always beautiful, blessed by loons and herons and so quiet! It was lucky that Paul
snapped his paddle before we set out and even luckier to be able to get a
new one just 12 minutes’ drive away.
the south end of Dog Lake in our underpowered metal tub, Tin Lizzie, running
out of fuel just at the tip of Carrying Place – we paddled over to a neighbour
who kindly ran us up the road to fetch the extra fuel.
These minor adventures are the true stuff of Canadian cottage time!
more about the origins and build of our house over a cream tea here with the
original owners and about the past and renovation of the beautiful Arts and
Crafts home on Beaupre Island, truly a piece of living history.
We ate out a couple of times (at the Holiday Country Manor and the Opinicon Pub – both in local villages), just enough to feel we were ‘away’, with simple cottage BBQs and salads the rest of the time.
And we were blessed with 10 days of probably the best weather this summer so far – golden and hot without being suffocating.
stays with me is time to just sit and soak up the sights and sounds, the
delight of being distracted from my book by the whirring wings and peeping of
the hummingbirds and the orange flashes of the Monarch butterflies, and the sense
quiet companionship – with Paul and with all that is.
It was so
tempting just to ‘stay at the cottage’ . . .
One of the great joys in living where we do is the abundance of life around us. Each day we bear witness to these other lives, the small (and not so small) birds and animals that inhabit and visit our land. I have, on at least one occasion, counted as many as sixteen different species visible at a time.
The squirrels and chipmunks are ubiquitous. Some of our neighbours experience them only as pests and it is true that they can be. We lost a couple of cushions to them last winter.

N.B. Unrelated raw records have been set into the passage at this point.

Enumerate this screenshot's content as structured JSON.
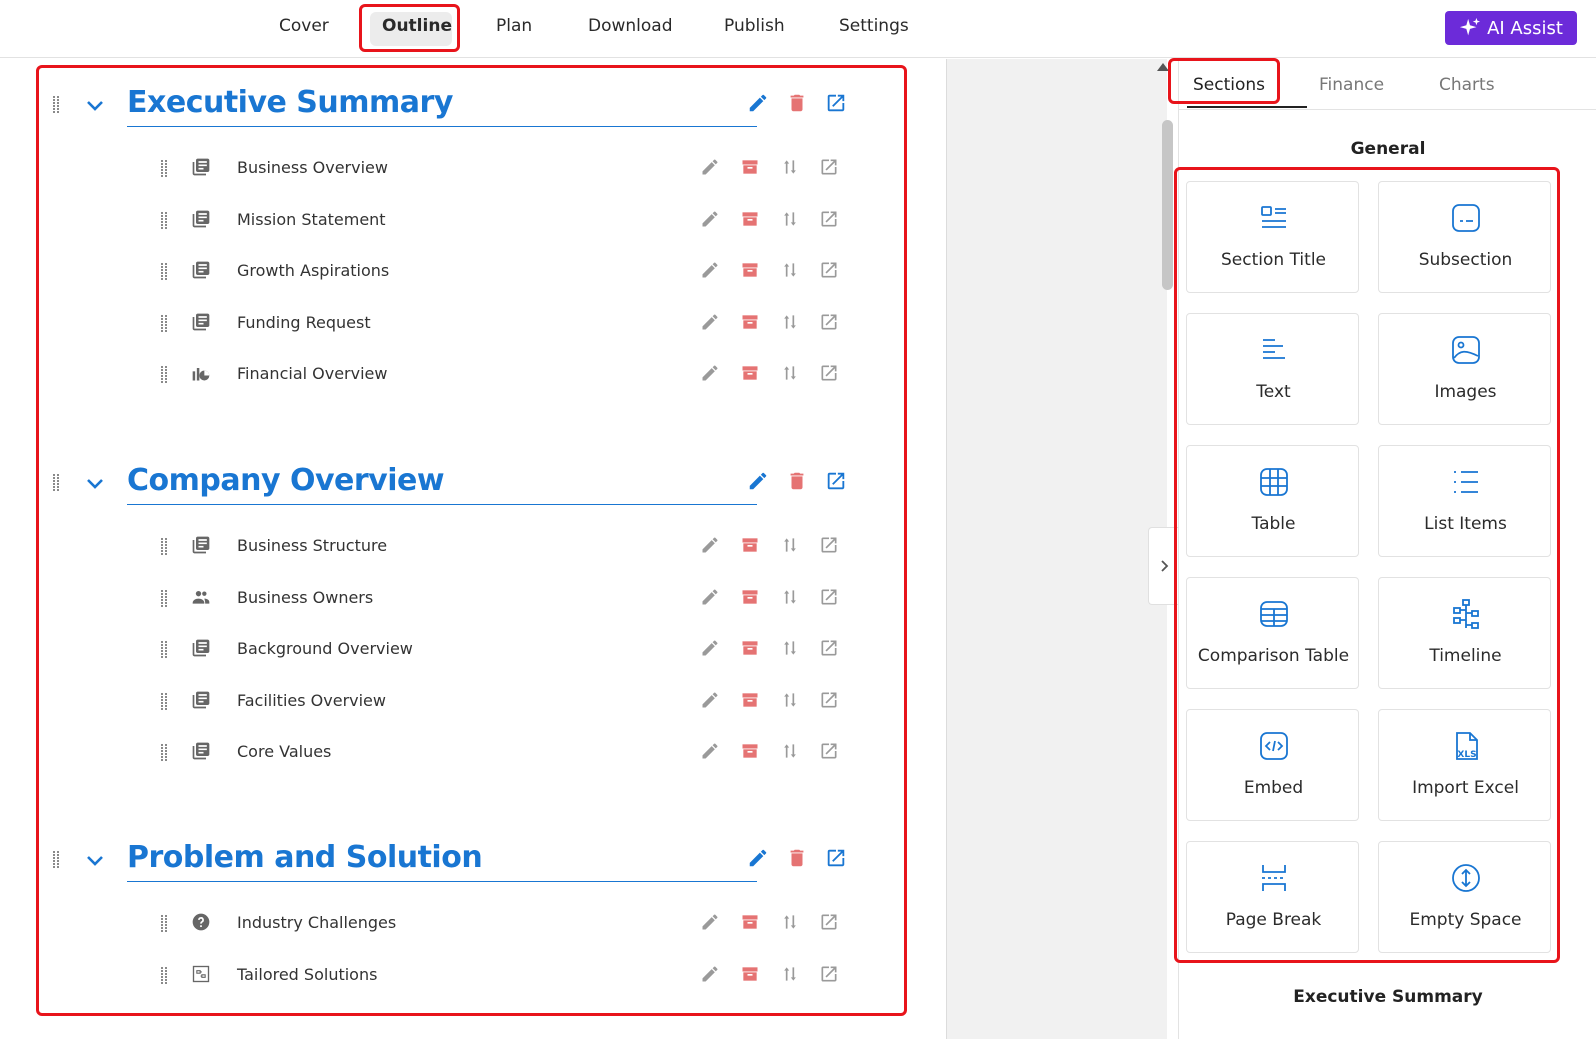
{
  "nav": {
    "items": [
      "Cover",
      "Outline",
      "Plan",
      "Download",
      "Publish",
      "Settings"
    ],
    "active": "Outline",
    "ai_assist_label": "AI Assist"
  },
  "outline": {
    "sections": [
      {
        "title": "Executive Summary",
        "items": [
          {
            "label": "Business Overview",
            "icon": "document-icon"
          },
          {
            "label": "Mission Statement",
            "icon": "document-icon"
          },
          {
            "label": "Growth Aspirations",
            "icon": "document-icon"
          },
          {
            "label": "Funding Request",
            "icon": "document-icon"
          },
          {
            "label": "Financial Overview",
            "icon": "chart-icon"
          }
        ]
      },
      {
        "title": "Company Overview",
        "items": [
          {
            "label": "Business Structure",
            "icon": "document-icon"
          },
          {
            "label": "Business Owners",
            "icon": "people-icon"
          },
          {
            "label": "Background Overview",
            "icon": "document-icon"
          },
          {
            "label": "Facilities Overview",
            "icon": "document-icon"
          },
          {
            "label": "Core Values",
            "icon": "document-icon"
          }
        ]
      },
      {
        "title": "Problem and Solution",
        "items": [
          {
            "label": "Industry Challenges",
            "icon": "help-icon"
          },
          {
            "label": "Tailored Solutions",
            "icon": "puzzle-icon"
          }
        ]
      }
    ]
  },
  "right_panel": {
    "tabs": [
      "Sections",
      "Finance",
      "Charts"
    ],
    "active_tab": "Sections",
    "group_title": "General",
    "tiles": [
      {
        "label": "Section Title",
        "icon": "section-title-icon"
      },
      {
        "label": "Subsection",
        "icon": "subsection-icon"
      },
      {
        "label": "Text",
        "icon": "text-icon"
      },
      {
        "label": "Images",
        "icon": "image-icon"
      },
      {
        "label": "Table",
        "icon": "table-icon"
      },
      {
        "label": "List Items",
        "icon": "list-icon"
      },
      {
        "label": "Comparison Table",
        "icon": "comparison-table-icon"
      },
      {
        "label": "Timeline",
        "icon": "timeline-icon"
      },
      {
        "label": "Embed",
        "icon": "embed-icon"
      },
      {
        "label": "Import Excel",
        "icon": "excel-icon"
      },
      {
        "label": "Page Break",
        "icon": "page-break-icon"
      },
      {
        "label": "Empty Space",
        "icon": "empty-space-icon"
      }
    ],
    "next_group_title": "Executive Summary"
  },
  "colors": {
    "accent_blue": "#1976d2",
    "delete_red": "#e57373",
    "ai_purple": "#6c2bd9",
    "highlight_red": "#e8141b"
  }
}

They also have a reputation for getting into motorized equipment and trashing the wiring. And the black bomber spent much of the latter part of the summer pelting us with acorn laden twigs. But I remind myself that this is their land as much as it is ours. I can’t help being aware that mankind is notoriously the most destructive animal on the planet.
I am awed by our squirrels’ ability to overcome challenges. We have tried at least to limit their access to our bird-feeders, which hang as a smorgasbord on a wire line between trees. Last winter there was little ingress – we seemed to have lost the wily old guard. But this summer there is a new generation of athletes. One black squirrel in particular has an extraordinary ability to jump both up from the ground and out from the trunk of a tree, covering distances equivalent to at least five times his own height. And there are a number of tightrope walkers – I am fascinated by their seeming ability to eat and swallow when hanging upside down.
Every day, there is some unexpected presence. Every time I open a window or step outside, I am aware of what I think of as ‘the noisy silence’. Every day, there is an invitation to wonder, joy and gratitude.